There’s a little-known niche in the already niche-y world of scientific publishing: scientific illustrations. These are drawings that researchers request from artists to demonstrate something that they want to explain in a publication: for example, if you study the anatomy of a poorly-described insect species, it’s way easier to have an artist draw a diagram for you than to try to describe “the ventral protrusion of the 6th abdominal tergite.” No one likes that sentence.
What everyone does like are gorgeous renderings of rare and bizarre animals, the insides of cells, and ancient creatures brought back to life! These are the beautiful things that science illustrations bring us.
Of course, scientific illustrations were originally most useful when we didn’t have access to true-to-life images at the click of a button (AKA, photography). The level of exacting focus and fine motor control needed to produce some of the earliest illustrations boggles the mind.
So, why are we still using drawings like gentlemen scholars of the 18th century? What, are we trying to be all vintage and trendy or some shit? Are there science hipsters who liked Haeckel before it was cool?
The truth is that a lot of the time, a photo will do the job just as well or better. The devil lies in the unseen: when scientists are attempting to explain things that are not visible to the naked eye (or even under the microscope), describe animals that have rarely been seen or are difficult to photograph, or even describe things that have never been seen at all.
Here is where the world of scientific illustrations gets even more mesmerizing: the subgenre of paleoart, wherein artists render images of animals we’ve never even seen in the flesh.
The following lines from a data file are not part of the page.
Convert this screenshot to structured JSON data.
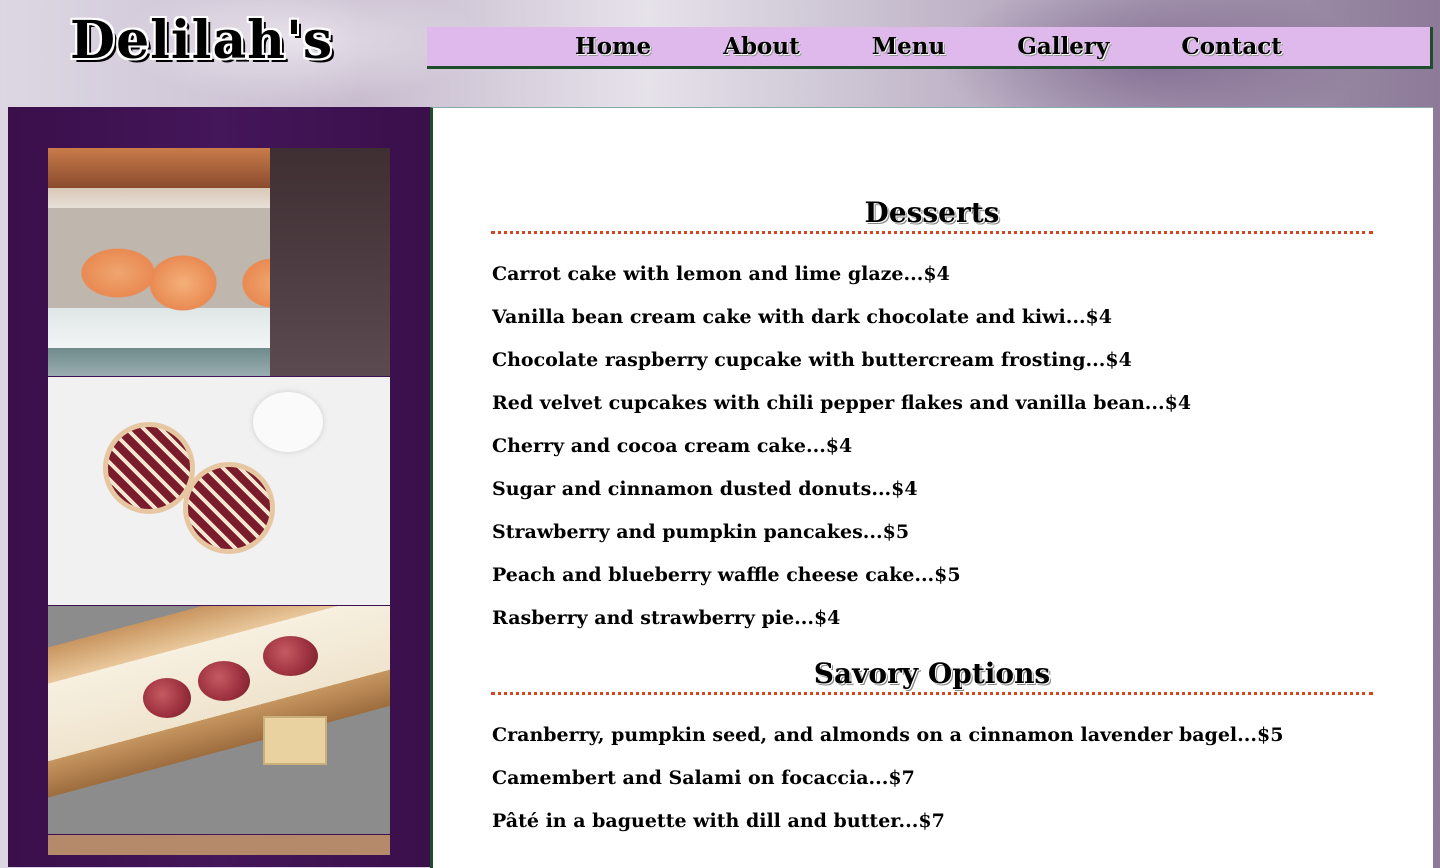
{
  "site": {
    "title": "Delilah's"
  },
  "nav": {
    "items": [
      {
        "label": "Home"
      },
      {
        "label": "About"
      },
      {
        "label": "Menu"
      },
      {
        "label": "Gallery"
      },
      {
        "label": "Contact"
      }
    ]
  },
  "colors": {
    "nav_bg": "#dfb9ec",
    "sidebar_bg": "#44165a",
    "accent_border": "#1f4d2c",
    "divider": "#d2451e"
  },
  "menu": {
    "desserts": {
      "title": "Desserts",
      "items": [
        "Carrot cake with lemon and lime glaze...$4",
        "Vanilla bean cream cake with dark chocolate and kiwi...$4",
        "Chocolate raspberry cupcake with buttercream frosting...$4",
        "Red velvet cupcakes with chili pepper flakes and vanilla bean...$4",
        "Cherry and cocoa cream cake...$4",
        "Sugar and cinnamon dusted donuts...$4",
        "Strawberry and pumpkin pancakes...$5",
        "Peach and blueberry waffle cheese cake...$5",
        "Rasberry and strawberry pie...$4"
      ]
    },
    "savory": {
      "title": "Savory Options",
      "items": [
        "Cranberry, pumpkin seed, and almonds on a cinnamon lavender bagel...$5",
        "Camembert and Salami on focaccia...$7",
        "Pâté in a baguette with dill and butter...$7"
      ]
    }
  }
}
They may be asked to weave together an image from nothing more than a partial skeleton or a rock impression of an extinct species, along with scientists’ educated guesses about the animal’s behaviour and appearance. This is what Julius Csotonyi calls his job: re-creating epic scenes of Earth’s days gone by.
Ok, so these images are a little too cool to regularly feature in scientific publications (we don’t want to punch up that dry, inaccessible jargon too much). Csotonyi’s work has been prominently featured in many more exciting places, including museum exhibits, National Geographic, Scientific American and Huffington Post. The widespread success of Csotonyi’s work emphasizes the value of intersecting science and art: here, art gives voice to the findings of science in a way that captures people’s imaginations. I would argue that other areas of science could learn a lot from paleoart! There are many species still living today that are extremely challenging to photograph, and while some have been graced with excellent illustration homages, such as the shy Nautilus…
Others have been literally shit on.
That is seriously the image of the critically endangered Vaquita (Phocoena sinus), Mexico’s only endemic marine mammal, provided by the Zoological Society of London. I mean, I’m sorry Uko Gorter, but step up yo game.
Artistic renderings can help the rarely seen or unseen become visible, not only to the scientific community, but perhaps more importantly to the public. BBC’s Planet Earth series exploded in the mainstream media for precisely this reason: it provided an intimate look into the world of bizarre and beautiful animals we could never hope to see, understand, or connect with otherwise. As a result, a surprisingly large number of people know what glow worms are, understand the cannibalistic habits of chimpanzees, and sympathize with the plight of endangered species with vanishing habitats. Me complaining about an underwhelming picture of a porpoise might seem pretty low-stakes, but honestly, this stuff can make a difference. So in conclusion: let’s draw pretty porpoises! Like this artist, Harriet Emily, who did it justice:
Have an inspirational water-coloured porpoise kind of day,